Mark’s insight into what little his grandfather had revealed to him about his war service, to me their seemed to be adequate precedence for which the French would formerly acclaim a soldier’s individual bravery. Charles had endured conscription into a foreign (enemy) army, he had made his escape and evaded the enemy to return to France, was subsequently captured by the French, confined and interrogated as a spy, until finally exonerated and returned to war as a French soldier. Collectively, these are the sorts of circumstances that would be likely to warrant no lesser award than the Croix de Guerre. Judging by French awards made for lesser acts of bravery in the face of the enemy, it is very possible Charles’s Croix de Guerre with Bronze Star (the lowest level of recognition Charles would have received) may very well have been upgraded to a higher level by the addition of a Bronze Palm?
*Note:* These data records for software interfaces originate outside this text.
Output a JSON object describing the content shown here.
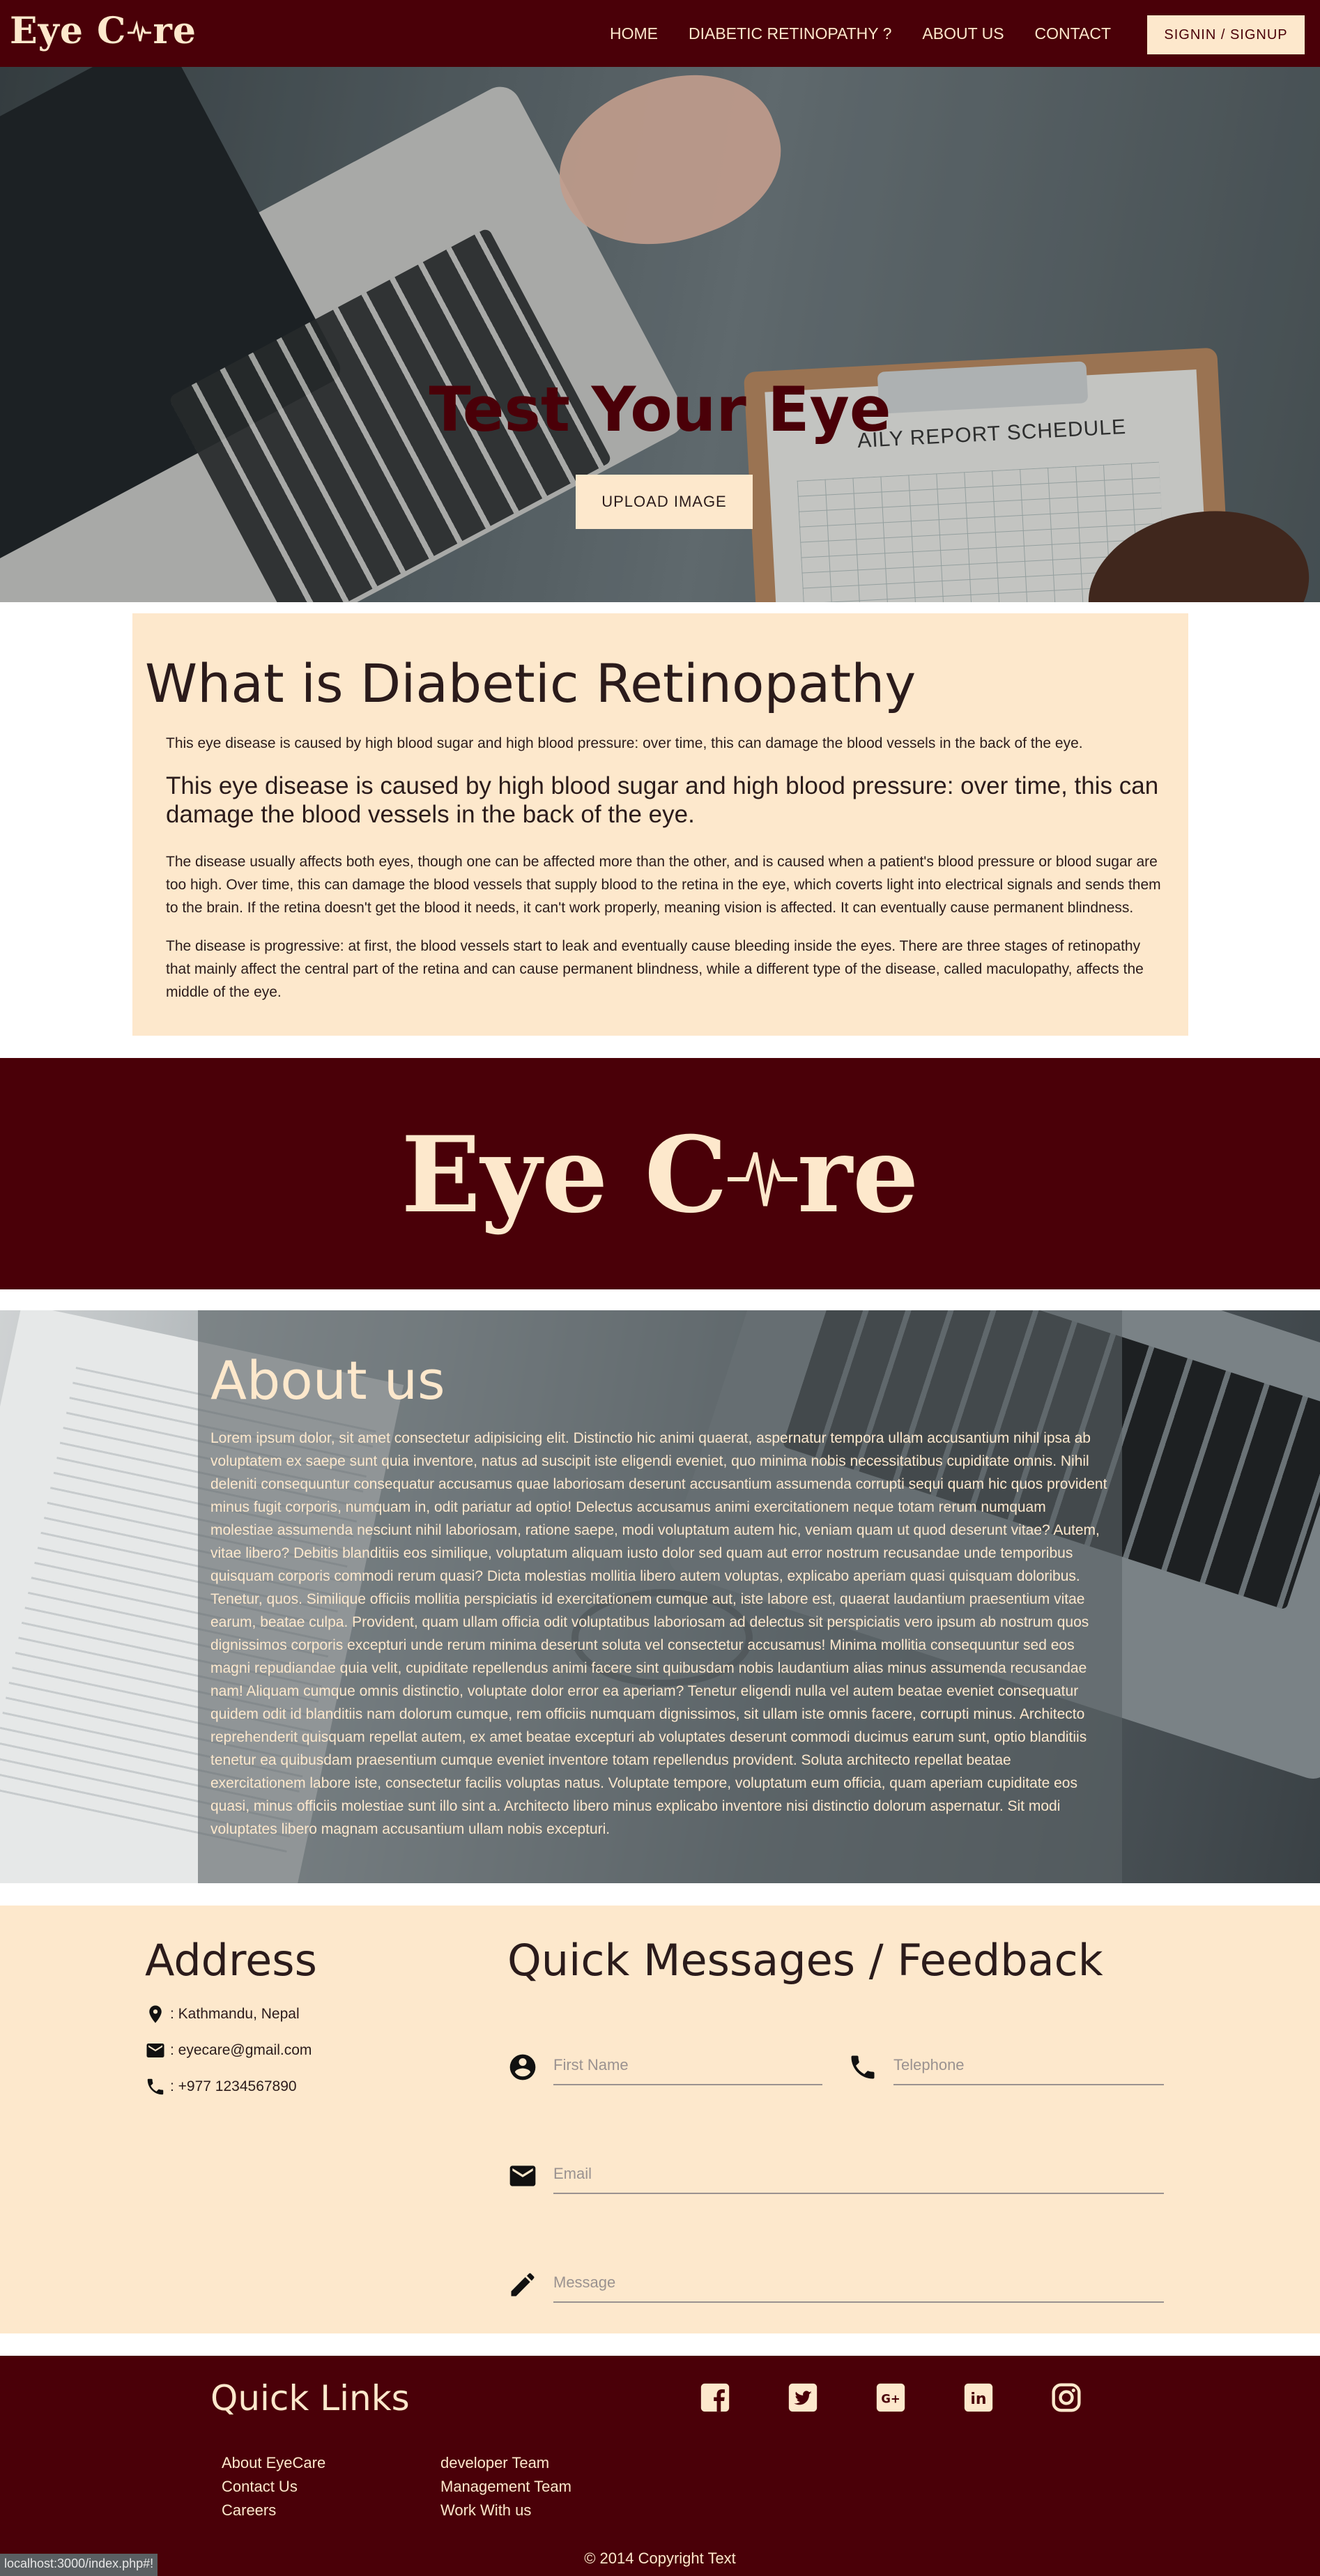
{
  "colors": {
    "primary": "#4a0008",
    "cream": "#fde8cc",
    "text": "#2b1b1b"
  },
  "navbar": {
    "brand_left": "Eye C",
    "brand_right": "re",
    "links": [
      "HOME",
      "DIABETIC RETINOPATHY ?",
      "ABOUT US",
      "CONTACT"
    ],
    "signin_label": "SIGNIN / SIGNUP"
  },
  "hero": {
    "paper_title": "AILY REPORT SCHEDULE",
    "title": "Test Your Eye",
    "upload_label": "UPLOAD IMAGE"
  },
  "info": {
    "heading": "What is Diabetic Retinopathy",
    "small": "This eye disease is caused by high blood sugar and high blood pressure: over time, this can damage the blood vessels in the back of the eye.",
    "large": "This eye disease is caused by high blood sugar and high blood pressure: over time, this can damage the blood vessels in the back of the eye.",
    "body1": "The disease usually affects both eyes, though one can be affected more than the other, and is caused when a patient's blood pressure or blood sugar are too high. Over time, this can damage the blood vessels that supply blood to the retina in the eye, which coverts light into electrical signals and sends them to the brain. If the retina doesn't get the blood it needs, it can't work properly, meaning vision is affected. It can eventually cause permanent blindness.",
    "body2": "The disease is progressive: at first, the blood vessels start to leak and eventually cause bleeding inside the eyes. There are three stages of retinopathy that mainly affect the central part of the retina and can cause permanent blindness, while a different type of the disease, called maculopathy, affects the middle of the eye."
  },
  "logo_band": {
    "left": "Eye C",
    "right": "re"
  },
  "about": {
    "heading": "About us",
    "text": "Lorem ipsum dolor, sit amet consectetur adipisicing elit. Distinctio hic animi quaerat, aspernatur tempora ullam accusantium nihil ipsa ab voluptatem ex saepe sunt quia inventore, natus ad suscipit iste eligendi eveniet, quo minima nobis necessitatibus cupiditate omnis. Nihil deleniti consequuntur consequatur accusamus quae laboriosam deserunt accusantium assumenda corrupti sequi quam hic quos provident minus fugit corporis, numquam in, odit pariatur ad optio! Delectus accusamus animi exercitationem neque totam rerum numquam molestiae assumenda nesciunt nihil laboriosam, ratione saepe, modi voluptatum autem hic, veniam quam ut quod deserunt vitae? Autem, vitae libero? Debitis blanditiis eos similique, voluptatum aliquam iusto dolor sed quam aut error nostrum recusandae unde temporibus quisquam corporis commodi rerum quasi? Dicta molestias mollitia libero autem voluptas, explicabo aperiam quasi quisquam doloribus. Tenetur, quos. Similique officiis mollitia perspiciatis id exercitationem cumque aut, iste labore est, quaerat laudantium praesentium vitae earum, beatae culpa. Provident, quam ullam officia odit voluptatibus laboriosam ad delectus sit perspiciatis vero ipsum ab nostrum quos dignissimos corporis excepturi unde rerum minima deserunt soluta vel consectetur accusamus! Minima mollitia consequuntur sed eos magni repudiandae quia velit, cupiditate repellendus animi facere sint quibusdam nobis laudantium alias minus assumenda recusandae nam! Aliquam cumque omnis distinctio, voluptate dolor error ea aperiam? Tenetur eligendi nulla vel autem beatae eveniet consequatur quidem odit id blanditiis nam dolorum cumque, rem officiis numquam dignissimos, sit ullam iste omnis facere, corrupti minus. Architecto reprehenderit quisquam repellat autem, ex amet beatae excepturi ab voluptates deserunt commodi ducimus earum sunt, optio blanditiis tenetur ea quibusdam praesentium cumque eveniet inventore totam repellendus provident. Soluta architecto repellat beatae exercitationem labore iste, consectetur facilis voluptas natus. Voluptate tempore, voluptatum eum officia, quam aperiam cupiditate eos quasi, minus officiis molestiae sunt illo sint a. Architecto libero minus explicabo inventore nisi distinctio dolorum aspernatur. Sit modi voluptates libero magnam accusantium ullam nobis excepturi."
  },
  "contact": {
    "address_heading": "Address",
    "location": ": Kathmandu, Nepal",
    "email": ": eyecare@gmail.com",
    "phone": ": +977 1234567890",
    "feedback_heading": "Quick Messages / Feedback",
    "first_name_placeholder": "First Name",
    "telephone_placeholder": "Telephone",
    "email_placeholder": "Email",
    "message_placeholder": "Message"
  },
  "footer": {
    "heading": "Quick Links",
    "col1": [
      "About EyeCare",
      "Contact Us",
      "Careers"
    ],
    "col2": [
      "developer Team",
      "Management Team",
      "Work With us"
    ],
    "social_icons": [
      "facebook-icon",
      "twitter-icon",
      "google-plus-icon",
      "linkedin-icon",
      "instagram-icon"
    ],
    "google_plus_text": "G+",
    "linkedin_text": "in",
    "copyright": "© 2014 Copyright Text"
  },
  "status_bar": {
    "url": "localhost:3000/index.php#!"
  }
}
Only a check of his French military records would be able to confirm this – not an easy task for a Kiwi!
John and Mona Forbes had a family of five – Catherine Sarah (deceased at 6mths), Mark Charles, Emma Katy, Claire and one other daughter. It was Emma who provided me some inkling of her father’s employment: “I understand that our father, John Graham Forbes, dropped his studies at 15 and went to join the war because he wanted to work on the trains. He did indeed serve in Italy on the Adriatic coast.” Mark was also able to added of his father: “He worked on radar in the RAF and after he was demobbed at end of the war, he was contracted to work on military electronics with Marconi and Plessey. This information at least gave a degree of certainty as to who the WW2 medals had belonged to.
Arthur and Bertha’s third and last child was Murray Kemball Forbes (1926-1982). Murray, like his grandfather and uncle’s before him, carried on the Forbes tradition by making his career in practising law. Murray married Eton born June HOFFMAN (1926-1991) in Sep 1953 and together had one daughter. Murray and June made their home in Solihull South, West Midlands.
The end is nigh …
I emailed Mark Forbes again with the conclusion of my research and as I was going to Christchurch arranged to meet and hand over the medals. Mark and I met at a Shirley cafe and enjoyed a very pleasant cup of coffee after reuniting him with the medals he never expected to see again.
Many thanks to Bill Jump for placing his faith in MRNZ to have these medals reunited. A lengthy case and certainly not one I thought for one moment would be concluded in my own home town. A good result where even the seemingly daunting aspects of researching non-New Zealand soldiers can be overcome with persistence – and the odd stroke of luck. Whew, on to the next case.
The reunited medal tally is now 351.